OPTN knockdown in mouse neuroblastoma cells increased the NF-κB activity, and cell death was induced in OPTN-knockdown cells. The rate of live cell loss was larger than the dead cell count after OPTN knockdown. There are two reasons for this apparent discrepancy. First, the trypan blue assay counts only morphologically discernible dead cells, not degraded or fragmented cell debris. Thus, the trypan blue assay might underestimate the number of dead cells. Secondly, as OPTN affects cell growth in RGC-5 cells and PC-12 cells (Li et al. 2011), the results might reflect both the cell death and the slow growth rate of Neuro2a cells.

ALS-related OPTN mutants increased NF-κB activity, but it is unknown whether increased NF-κB activity is the direct cause of the neuronal death caused by OPTN mutants. Our experiments with withaferin A clearly showed that NF-κB works in the pathway for OPTN-induced neuronal death.

NF-κB is a transcription factor that regulates hundreds of genes involved in innate immunity, cell survival and death, and inflammation, and it is involved in the production of many cytokines. We examined the NF-κB-regulated genes that were involved in cell death and survival to determine how OPTN deletion leads to neuronal death. As a result, we found that the mRNA levels of p53 and TNFα were significantly up-regulated after OPTN knockdown.

p53 is a tumor suppressor and regulates apoptosis. p53 is abnormally elevated in central nervous system lesions in sporadic ALS (Martin 2000). p53 regulates the expression of proteins found in the intrinsic mitochondrial death pathway, transcriptionally activating pro-apoptotic genes such as Bax (Miyashita and Reed 1995). We also found a tendency for Bax up-regulation after OPTN knockdown. In mutant SOD1 transgenic mice, a mouse model of ALS, Bax deletion protects motor neuron death (Gould et al. 2006). Therefore, we speculate that up-regulation of NF-κB activity after OPTN knockdown induces neuronal death via the p53-dependent mitochondrial death pathway.

TNFα is a pro-inflammatory cytokine and is increased in the blood of patients with sporadic ALS (Poloni et al. 2000). In spinal cords of mutant SOD1 transgenic mice, the mRNA and protein levels of TNFα are increased, suggesting neuroinflammation involvement for motor neuron death (Yoshihara et al. 2002; Hensley et al. 2003). The mRNA level of TNFα was up-regulated after OPTN knockdown, which may reflect neuroinflammation in vivo.

In this study, we found that neuronal cell death was induced by OPTN knockdown, which lead to NF-κB activation. Proapoptotic molecules such as p53 and Bax representing downstream targets of NF-κB are suggested to be involved in neuronal death. These results suggest that NF-κB suppression is a promising strategy for the treatment of ALS.

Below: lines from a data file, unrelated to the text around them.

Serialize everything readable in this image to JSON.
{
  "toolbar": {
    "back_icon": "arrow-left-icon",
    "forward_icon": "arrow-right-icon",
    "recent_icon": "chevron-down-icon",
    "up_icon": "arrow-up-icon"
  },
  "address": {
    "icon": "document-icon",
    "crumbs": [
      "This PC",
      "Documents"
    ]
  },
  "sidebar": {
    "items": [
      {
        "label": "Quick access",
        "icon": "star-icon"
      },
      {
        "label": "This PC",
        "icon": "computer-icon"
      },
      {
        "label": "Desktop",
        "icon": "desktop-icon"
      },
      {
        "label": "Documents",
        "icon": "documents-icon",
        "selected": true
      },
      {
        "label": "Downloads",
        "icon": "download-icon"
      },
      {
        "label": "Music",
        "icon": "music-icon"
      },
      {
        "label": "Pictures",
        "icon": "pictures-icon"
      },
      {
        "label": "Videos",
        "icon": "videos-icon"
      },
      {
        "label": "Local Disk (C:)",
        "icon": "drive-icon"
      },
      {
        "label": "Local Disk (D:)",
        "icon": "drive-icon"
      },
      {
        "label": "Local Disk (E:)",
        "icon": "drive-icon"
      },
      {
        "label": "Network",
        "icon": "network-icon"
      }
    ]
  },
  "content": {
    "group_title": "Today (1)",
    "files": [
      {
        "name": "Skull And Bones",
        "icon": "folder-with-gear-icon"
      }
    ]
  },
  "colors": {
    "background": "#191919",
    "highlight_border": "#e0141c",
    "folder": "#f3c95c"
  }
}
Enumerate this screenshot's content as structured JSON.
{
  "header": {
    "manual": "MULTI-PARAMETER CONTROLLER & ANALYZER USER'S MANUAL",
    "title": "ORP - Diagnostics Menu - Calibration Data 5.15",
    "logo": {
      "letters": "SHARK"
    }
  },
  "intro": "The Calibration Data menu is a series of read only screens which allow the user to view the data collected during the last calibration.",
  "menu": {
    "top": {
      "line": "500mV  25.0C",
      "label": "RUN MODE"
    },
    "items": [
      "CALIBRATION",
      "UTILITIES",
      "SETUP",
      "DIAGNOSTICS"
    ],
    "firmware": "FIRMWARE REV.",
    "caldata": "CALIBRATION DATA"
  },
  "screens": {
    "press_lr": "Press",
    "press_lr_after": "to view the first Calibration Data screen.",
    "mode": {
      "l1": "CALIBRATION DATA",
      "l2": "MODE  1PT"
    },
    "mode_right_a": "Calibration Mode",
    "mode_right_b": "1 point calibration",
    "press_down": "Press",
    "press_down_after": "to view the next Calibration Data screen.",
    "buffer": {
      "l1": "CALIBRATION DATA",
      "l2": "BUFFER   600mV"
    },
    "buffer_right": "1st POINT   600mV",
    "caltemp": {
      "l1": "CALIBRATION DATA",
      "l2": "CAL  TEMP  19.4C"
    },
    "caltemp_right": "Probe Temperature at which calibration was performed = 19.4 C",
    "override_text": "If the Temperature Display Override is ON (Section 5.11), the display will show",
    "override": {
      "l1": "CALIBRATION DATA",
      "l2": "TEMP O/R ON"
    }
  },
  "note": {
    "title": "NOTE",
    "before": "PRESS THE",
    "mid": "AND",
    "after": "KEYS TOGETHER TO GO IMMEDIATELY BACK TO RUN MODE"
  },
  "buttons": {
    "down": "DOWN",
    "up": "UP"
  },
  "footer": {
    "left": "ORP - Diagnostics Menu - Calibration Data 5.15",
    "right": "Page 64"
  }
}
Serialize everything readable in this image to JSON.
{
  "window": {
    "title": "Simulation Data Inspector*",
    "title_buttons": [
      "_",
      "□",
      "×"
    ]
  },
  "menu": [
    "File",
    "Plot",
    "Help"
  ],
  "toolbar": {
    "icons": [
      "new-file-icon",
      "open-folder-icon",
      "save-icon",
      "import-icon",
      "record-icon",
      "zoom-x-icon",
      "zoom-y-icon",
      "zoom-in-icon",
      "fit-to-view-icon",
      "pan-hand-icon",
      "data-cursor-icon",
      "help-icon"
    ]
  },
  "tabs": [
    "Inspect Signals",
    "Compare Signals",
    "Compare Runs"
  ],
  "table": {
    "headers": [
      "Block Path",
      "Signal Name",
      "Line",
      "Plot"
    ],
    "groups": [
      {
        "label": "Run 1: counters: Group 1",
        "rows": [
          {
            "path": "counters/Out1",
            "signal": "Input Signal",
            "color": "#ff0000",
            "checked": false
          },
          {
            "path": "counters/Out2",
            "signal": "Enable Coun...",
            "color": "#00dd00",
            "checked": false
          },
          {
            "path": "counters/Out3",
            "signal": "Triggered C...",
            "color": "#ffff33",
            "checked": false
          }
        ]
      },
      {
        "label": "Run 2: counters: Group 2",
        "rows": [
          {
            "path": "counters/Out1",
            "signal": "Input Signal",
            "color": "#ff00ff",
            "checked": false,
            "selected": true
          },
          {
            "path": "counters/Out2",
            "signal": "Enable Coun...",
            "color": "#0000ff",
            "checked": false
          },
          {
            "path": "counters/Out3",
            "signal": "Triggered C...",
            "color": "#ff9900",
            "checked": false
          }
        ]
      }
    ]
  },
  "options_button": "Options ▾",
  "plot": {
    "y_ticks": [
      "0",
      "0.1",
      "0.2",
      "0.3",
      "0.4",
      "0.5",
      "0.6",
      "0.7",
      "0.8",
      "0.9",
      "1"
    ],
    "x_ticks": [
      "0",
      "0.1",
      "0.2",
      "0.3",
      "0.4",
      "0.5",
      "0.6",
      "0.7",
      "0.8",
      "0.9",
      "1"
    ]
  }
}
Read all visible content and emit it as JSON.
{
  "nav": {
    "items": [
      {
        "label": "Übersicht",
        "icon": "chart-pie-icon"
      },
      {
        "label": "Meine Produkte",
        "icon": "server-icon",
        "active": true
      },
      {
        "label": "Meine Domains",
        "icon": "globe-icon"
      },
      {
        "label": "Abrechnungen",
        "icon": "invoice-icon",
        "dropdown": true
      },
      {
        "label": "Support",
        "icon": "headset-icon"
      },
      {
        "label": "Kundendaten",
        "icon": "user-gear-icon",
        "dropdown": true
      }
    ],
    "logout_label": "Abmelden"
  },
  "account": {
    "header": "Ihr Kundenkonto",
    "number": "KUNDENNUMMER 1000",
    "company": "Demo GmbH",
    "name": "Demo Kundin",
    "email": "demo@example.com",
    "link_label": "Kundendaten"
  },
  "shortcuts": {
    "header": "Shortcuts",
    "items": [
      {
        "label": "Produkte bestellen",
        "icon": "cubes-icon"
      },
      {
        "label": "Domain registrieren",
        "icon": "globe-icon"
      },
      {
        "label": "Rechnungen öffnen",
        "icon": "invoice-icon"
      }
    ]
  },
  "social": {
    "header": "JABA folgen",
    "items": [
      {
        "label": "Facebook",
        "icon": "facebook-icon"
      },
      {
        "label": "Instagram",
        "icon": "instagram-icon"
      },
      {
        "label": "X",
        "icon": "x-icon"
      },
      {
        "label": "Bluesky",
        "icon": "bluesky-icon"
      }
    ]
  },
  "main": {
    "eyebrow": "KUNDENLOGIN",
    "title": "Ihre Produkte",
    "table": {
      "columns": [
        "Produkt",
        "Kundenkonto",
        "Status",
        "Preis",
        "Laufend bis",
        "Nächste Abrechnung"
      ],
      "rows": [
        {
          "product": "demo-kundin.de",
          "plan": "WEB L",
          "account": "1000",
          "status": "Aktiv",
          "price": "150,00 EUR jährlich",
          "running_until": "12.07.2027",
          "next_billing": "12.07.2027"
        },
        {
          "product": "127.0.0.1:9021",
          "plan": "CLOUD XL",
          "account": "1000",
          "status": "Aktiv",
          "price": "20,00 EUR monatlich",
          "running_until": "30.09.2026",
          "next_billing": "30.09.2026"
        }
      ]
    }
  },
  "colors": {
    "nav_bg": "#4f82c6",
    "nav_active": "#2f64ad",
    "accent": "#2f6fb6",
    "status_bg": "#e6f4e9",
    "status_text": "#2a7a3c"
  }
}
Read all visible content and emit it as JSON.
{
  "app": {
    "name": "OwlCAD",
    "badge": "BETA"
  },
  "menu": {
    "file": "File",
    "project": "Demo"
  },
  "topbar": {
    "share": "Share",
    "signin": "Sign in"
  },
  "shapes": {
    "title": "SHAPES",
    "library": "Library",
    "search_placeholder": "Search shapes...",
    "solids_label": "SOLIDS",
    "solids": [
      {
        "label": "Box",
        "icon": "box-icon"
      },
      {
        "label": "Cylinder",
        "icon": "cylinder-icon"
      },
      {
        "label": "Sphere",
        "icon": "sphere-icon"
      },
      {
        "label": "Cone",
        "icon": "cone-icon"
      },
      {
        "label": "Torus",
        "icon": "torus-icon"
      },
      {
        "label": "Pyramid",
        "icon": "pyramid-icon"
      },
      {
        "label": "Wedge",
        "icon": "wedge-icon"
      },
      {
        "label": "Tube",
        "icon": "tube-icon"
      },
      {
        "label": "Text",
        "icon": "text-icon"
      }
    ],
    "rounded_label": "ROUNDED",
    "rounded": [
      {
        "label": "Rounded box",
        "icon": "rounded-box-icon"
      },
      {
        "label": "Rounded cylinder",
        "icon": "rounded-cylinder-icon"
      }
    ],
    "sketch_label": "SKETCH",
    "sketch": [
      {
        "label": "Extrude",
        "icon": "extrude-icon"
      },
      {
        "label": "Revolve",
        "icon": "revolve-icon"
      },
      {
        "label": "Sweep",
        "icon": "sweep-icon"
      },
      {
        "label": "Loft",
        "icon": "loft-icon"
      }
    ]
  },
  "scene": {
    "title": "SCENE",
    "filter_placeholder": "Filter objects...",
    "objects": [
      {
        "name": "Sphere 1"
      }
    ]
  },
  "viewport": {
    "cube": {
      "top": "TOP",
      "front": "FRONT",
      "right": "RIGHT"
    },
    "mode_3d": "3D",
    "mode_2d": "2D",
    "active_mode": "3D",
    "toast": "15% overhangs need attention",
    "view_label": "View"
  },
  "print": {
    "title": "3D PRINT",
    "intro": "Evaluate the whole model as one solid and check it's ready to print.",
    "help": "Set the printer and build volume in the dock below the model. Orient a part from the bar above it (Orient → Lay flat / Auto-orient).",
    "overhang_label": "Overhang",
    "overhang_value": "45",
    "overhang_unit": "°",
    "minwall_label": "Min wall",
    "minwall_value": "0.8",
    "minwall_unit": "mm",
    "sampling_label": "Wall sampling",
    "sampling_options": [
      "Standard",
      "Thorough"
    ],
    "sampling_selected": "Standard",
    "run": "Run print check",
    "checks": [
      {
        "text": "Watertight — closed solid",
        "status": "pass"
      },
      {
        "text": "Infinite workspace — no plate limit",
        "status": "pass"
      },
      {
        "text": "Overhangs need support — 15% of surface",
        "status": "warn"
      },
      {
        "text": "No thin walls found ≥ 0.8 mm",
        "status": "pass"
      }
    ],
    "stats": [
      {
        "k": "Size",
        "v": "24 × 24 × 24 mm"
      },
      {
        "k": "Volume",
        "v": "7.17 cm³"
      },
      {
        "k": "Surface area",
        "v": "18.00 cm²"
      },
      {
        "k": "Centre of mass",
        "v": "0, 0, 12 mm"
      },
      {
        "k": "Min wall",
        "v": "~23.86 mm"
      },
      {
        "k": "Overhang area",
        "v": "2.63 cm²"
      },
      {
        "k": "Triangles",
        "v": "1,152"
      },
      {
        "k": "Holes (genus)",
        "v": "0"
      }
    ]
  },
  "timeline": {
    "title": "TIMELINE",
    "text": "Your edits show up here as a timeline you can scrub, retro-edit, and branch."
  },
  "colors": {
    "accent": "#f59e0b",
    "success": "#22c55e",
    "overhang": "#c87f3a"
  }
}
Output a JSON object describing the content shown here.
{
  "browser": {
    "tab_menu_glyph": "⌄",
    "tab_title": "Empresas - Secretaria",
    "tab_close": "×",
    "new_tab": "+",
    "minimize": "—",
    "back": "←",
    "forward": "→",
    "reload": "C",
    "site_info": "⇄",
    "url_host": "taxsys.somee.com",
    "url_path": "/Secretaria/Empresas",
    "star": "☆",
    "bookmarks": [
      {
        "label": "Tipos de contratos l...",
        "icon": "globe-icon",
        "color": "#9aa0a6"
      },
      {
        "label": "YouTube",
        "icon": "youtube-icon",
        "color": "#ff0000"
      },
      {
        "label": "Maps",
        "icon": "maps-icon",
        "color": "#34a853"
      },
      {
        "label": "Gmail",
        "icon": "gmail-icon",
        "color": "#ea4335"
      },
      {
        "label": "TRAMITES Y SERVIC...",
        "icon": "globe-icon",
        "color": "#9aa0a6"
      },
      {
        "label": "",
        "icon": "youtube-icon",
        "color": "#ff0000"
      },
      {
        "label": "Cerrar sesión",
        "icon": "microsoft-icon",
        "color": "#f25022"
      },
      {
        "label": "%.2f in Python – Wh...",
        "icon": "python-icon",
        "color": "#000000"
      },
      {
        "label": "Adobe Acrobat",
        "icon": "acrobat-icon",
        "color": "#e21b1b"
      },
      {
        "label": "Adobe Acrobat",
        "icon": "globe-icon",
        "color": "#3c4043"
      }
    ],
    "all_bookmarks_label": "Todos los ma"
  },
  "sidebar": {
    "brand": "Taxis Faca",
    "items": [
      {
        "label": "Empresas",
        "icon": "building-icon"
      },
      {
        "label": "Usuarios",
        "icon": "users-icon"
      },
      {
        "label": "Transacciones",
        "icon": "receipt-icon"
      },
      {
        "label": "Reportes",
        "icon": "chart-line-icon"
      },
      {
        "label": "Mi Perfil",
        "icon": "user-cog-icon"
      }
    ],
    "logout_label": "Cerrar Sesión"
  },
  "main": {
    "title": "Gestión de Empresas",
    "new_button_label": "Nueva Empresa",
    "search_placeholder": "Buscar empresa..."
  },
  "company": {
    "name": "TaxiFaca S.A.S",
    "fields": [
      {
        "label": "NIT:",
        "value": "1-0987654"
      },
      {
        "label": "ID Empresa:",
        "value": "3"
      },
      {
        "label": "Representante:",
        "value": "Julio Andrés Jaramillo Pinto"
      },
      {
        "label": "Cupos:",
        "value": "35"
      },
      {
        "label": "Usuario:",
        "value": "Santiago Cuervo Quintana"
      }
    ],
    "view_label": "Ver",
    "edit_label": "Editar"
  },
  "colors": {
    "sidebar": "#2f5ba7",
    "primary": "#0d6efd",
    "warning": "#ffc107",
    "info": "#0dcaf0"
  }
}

We thank Dr. Shoji Yamaoka for the generous gift of the (Igκ)3 conA-luc plasmid. We thank Ms. Ai Tanigaki and Ms. Rie Hikawa for technical assistance. This study was supported in part by grants-in-aid for scientific research from the Japan Society for the Promotion of Science (grant number 24300132).

All authors declare no conflict of interest.